--- PROVIDED DATA ---

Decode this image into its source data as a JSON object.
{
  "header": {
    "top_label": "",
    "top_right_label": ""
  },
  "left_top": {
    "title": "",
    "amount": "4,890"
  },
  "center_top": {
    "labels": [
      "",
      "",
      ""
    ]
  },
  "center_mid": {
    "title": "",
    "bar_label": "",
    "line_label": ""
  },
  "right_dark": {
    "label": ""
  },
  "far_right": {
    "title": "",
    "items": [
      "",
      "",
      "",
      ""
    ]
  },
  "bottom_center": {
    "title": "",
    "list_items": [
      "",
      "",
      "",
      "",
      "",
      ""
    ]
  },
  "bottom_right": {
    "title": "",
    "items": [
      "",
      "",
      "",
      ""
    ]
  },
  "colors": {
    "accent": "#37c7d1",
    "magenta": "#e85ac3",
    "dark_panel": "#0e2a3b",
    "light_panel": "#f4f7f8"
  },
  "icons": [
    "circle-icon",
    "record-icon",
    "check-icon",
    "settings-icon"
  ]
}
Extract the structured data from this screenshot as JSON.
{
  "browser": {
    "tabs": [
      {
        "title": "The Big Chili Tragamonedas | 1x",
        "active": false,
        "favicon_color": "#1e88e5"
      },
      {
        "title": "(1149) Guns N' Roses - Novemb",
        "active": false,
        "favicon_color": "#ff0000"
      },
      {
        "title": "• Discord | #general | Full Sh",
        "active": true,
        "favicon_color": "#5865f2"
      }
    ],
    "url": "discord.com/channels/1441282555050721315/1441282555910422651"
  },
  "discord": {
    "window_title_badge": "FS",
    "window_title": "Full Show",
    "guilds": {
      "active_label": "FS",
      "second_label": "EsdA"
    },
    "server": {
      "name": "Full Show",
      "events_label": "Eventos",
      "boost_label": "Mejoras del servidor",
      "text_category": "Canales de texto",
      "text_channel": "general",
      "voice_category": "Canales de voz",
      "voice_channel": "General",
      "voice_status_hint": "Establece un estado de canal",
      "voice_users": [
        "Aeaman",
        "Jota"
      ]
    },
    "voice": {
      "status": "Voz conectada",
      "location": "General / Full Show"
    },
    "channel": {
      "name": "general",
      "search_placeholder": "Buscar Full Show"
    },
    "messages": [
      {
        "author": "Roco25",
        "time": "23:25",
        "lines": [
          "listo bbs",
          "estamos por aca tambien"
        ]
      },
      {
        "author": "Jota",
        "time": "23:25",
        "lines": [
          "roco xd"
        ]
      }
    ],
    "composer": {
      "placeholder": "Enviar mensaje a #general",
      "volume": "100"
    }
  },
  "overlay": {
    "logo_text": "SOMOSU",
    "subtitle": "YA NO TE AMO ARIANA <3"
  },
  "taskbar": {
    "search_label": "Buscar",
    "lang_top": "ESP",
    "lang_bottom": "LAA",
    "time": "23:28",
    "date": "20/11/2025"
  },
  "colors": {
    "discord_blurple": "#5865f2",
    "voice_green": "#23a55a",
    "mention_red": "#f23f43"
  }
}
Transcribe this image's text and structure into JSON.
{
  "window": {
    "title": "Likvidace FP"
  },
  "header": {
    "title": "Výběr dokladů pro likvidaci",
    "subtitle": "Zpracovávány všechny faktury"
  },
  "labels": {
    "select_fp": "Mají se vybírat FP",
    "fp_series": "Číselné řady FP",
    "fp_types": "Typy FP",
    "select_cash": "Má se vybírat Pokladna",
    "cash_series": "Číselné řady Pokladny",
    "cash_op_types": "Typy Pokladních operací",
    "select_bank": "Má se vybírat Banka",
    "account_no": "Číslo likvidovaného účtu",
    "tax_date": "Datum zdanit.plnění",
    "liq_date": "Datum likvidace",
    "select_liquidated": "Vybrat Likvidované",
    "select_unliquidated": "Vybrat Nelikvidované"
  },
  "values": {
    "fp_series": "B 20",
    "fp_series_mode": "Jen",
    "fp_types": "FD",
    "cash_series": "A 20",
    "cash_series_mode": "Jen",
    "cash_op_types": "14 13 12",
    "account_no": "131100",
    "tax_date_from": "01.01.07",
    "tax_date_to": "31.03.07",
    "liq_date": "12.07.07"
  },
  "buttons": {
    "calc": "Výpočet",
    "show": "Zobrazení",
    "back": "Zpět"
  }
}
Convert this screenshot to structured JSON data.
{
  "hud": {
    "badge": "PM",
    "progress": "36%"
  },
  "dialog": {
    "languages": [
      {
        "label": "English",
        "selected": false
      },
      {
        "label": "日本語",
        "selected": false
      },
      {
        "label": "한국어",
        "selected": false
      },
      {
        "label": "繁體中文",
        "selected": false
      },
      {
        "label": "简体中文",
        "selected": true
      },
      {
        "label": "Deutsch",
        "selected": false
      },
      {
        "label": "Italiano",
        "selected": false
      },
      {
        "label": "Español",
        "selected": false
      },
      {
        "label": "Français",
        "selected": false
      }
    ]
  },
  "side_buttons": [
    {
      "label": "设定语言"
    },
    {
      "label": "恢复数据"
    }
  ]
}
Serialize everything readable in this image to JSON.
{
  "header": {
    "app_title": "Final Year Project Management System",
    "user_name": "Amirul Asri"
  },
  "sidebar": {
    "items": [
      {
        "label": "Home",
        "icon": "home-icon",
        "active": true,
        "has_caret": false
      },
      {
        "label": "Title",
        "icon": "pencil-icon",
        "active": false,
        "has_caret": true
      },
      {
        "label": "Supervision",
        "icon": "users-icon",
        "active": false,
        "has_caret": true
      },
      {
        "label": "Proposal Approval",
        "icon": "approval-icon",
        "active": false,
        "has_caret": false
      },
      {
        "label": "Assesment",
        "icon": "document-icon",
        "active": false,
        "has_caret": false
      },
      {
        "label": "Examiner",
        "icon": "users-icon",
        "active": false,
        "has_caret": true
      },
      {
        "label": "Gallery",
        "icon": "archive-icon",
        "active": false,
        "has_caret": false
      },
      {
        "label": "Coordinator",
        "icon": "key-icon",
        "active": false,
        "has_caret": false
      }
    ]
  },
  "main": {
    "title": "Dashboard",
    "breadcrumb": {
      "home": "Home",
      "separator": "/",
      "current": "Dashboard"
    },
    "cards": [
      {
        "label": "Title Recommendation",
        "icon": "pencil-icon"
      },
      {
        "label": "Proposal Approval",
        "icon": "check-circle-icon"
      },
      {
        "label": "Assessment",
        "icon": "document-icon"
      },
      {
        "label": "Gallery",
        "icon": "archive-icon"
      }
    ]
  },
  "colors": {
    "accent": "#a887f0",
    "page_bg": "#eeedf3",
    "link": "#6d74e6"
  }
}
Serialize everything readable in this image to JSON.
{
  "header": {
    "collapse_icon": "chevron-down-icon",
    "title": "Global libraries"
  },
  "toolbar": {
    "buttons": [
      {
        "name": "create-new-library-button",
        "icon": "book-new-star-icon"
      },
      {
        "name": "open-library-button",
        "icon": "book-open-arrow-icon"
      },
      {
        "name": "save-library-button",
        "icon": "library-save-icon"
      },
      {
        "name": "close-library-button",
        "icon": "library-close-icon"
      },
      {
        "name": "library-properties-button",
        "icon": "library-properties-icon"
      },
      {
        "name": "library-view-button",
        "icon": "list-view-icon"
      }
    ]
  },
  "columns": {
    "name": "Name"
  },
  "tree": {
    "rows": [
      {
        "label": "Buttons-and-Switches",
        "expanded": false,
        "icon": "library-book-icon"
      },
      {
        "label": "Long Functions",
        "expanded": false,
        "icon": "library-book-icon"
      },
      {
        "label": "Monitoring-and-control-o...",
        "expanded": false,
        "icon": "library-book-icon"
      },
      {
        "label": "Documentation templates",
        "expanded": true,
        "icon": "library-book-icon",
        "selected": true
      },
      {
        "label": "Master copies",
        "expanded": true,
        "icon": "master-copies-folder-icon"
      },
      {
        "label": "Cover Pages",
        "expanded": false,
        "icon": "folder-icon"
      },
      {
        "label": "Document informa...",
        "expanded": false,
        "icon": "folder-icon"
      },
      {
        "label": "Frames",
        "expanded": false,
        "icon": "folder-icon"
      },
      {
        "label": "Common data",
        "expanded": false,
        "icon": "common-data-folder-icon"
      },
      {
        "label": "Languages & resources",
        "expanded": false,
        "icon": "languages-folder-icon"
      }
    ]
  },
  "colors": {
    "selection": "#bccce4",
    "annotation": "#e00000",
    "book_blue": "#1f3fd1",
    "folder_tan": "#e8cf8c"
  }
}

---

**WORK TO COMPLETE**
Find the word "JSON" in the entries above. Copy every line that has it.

**TASK ANSWER**
Decode this image into its source data as a JSON object.
Extract the structured data from this screenshot as JSON.
Transcribe this image's text and structure into JSON.
Convert this screenshot to structured JSON data.
Serialize everything readable in this image to JSON.
Serialize everything readable in this image to JSON.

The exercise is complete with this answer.